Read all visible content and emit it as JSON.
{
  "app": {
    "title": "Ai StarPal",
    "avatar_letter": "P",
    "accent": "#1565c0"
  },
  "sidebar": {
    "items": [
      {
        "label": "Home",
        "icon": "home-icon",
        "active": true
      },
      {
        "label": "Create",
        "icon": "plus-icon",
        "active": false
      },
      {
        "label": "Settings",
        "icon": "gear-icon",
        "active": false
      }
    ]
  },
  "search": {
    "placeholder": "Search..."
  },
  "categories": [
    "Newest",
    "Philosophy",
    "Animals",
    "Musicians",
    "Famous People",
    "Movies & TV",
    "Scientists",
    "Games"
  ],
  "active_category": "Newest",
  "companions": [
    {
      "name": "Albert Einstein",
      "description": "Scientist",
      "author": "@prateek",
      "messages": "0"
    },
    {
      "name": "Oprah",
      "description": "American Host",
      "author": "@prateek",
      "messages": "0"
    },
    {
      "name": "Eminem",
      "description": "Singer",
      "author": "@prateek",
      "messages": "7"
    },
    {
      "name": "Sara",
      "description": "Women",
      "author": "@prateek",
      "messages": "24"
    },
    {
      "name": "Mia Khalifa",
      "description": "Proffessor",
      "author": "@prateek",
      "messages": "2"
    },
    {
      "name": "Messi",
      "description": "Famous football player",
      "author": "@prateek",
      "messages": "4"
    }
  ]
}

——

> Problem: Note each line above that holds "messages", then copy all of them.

> Answer to this exercise:
      "messages": "0"
      "messages": "0"
      "messages": "7"
      "messages": "24"
      "messages": "2"
      "messages": "4"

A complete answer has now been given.